When I worked at AOL, we helped grow Cyber Monday to make holiday shopping easy and accessible to people everywhere. Philanthropy should be the same – and through innovation and technology, we’re entering a new era in which anyone can be a philanthropist.
In 2012, the United Nations Foundation joined forces with the 92nd Street Y and a range of creative partners to start #GivingTuesday, a dedicated day in the holiday season (December 1 this year) to celebrate giving. Our philosophy was simple: Create a bottom-up movement that encourages people to give back in whatever way works for them – whether donating to a cause close to their heart, volunteering in their communities, or using their voice and social media networks to raise awareness of an issue.
As #GivingTuesday enters its fourth year, the movement has grown to more than 30,000 partners in more than 65 countries. Collectively, we have raised tens of millions of dollars and shared hundreds of thousands of messages on social media, bringing new awareness and resources to help solve some of the world’s biggest challenges.
#GivingTuesday is part of a broader shift in philanthropy: Philanthropy is being democratized.
Long associated with millionaires, philanthropy now belongs to everyone. Through technology and digital communications, people of all ages and all backgrounds can get involved in an issue, whether it’s making an online donation to a group on the other side of the planet or starting a petition to mobilize a community of advocates to push for change.
The belief that anyone can make a difference is at the core of the United Nations Foundation’s work. Ted Turner created the UN Foundation because he believes that everyone – not just governments – can play a role in supporting the work of the United Nations, the organization with the global reach to drive big change.

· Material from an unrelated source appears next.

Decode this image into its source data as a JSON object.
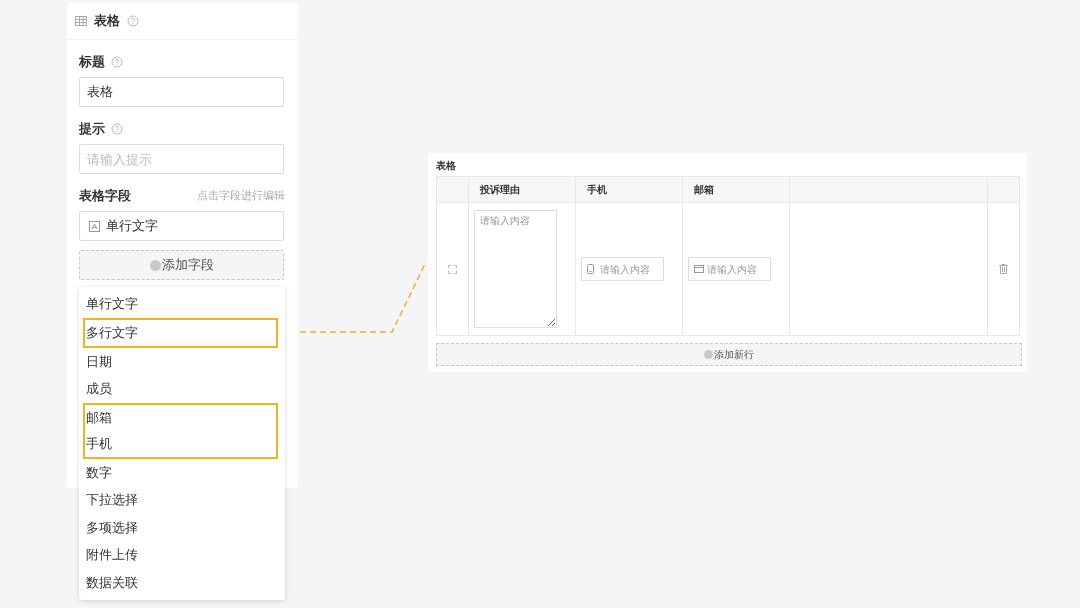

The UN Foundation’s partners include parent bloggers who use their platforms to raise awareness about the need to expand access to vaccines, teen girls in the U.S. who write their elected officials to pass legislation addressing child marriage, and faith groups and students who donate $10 to send an anti-malaria bednet to a family who needs it.
This community is about more than charity; it’s about change. People understand that resources are important, but they also want to be deeply engaged, learning about the issues and donating their time, ideas, and voices to help the UN save and change lives.
The best part: We’re seeing results.
For example, we’ve been able to get the measles vaccine to more children – saving an estimated 17 million lives since 2000. And our efforts to prevent and treat malaria have saved more than 6 million lives in the same timeframe. These are just a few examples of the progress the international community is making because we’ve come together to act.
We’ve got big challenges ahead, but we have the opportunity to grow the community dedicated to solutions. By working together, we can go further and faster to build a better world. We hope you will join our #GivingTuesday campaigns by visiting unfoundation.org/givingtuesday.
As our Founder Ted Turner says: “You do not have to be a world leader – or even a billionaire – to make an impact. If we are going to turn things around, we all need to do our part to make it happen. Change starts with you.”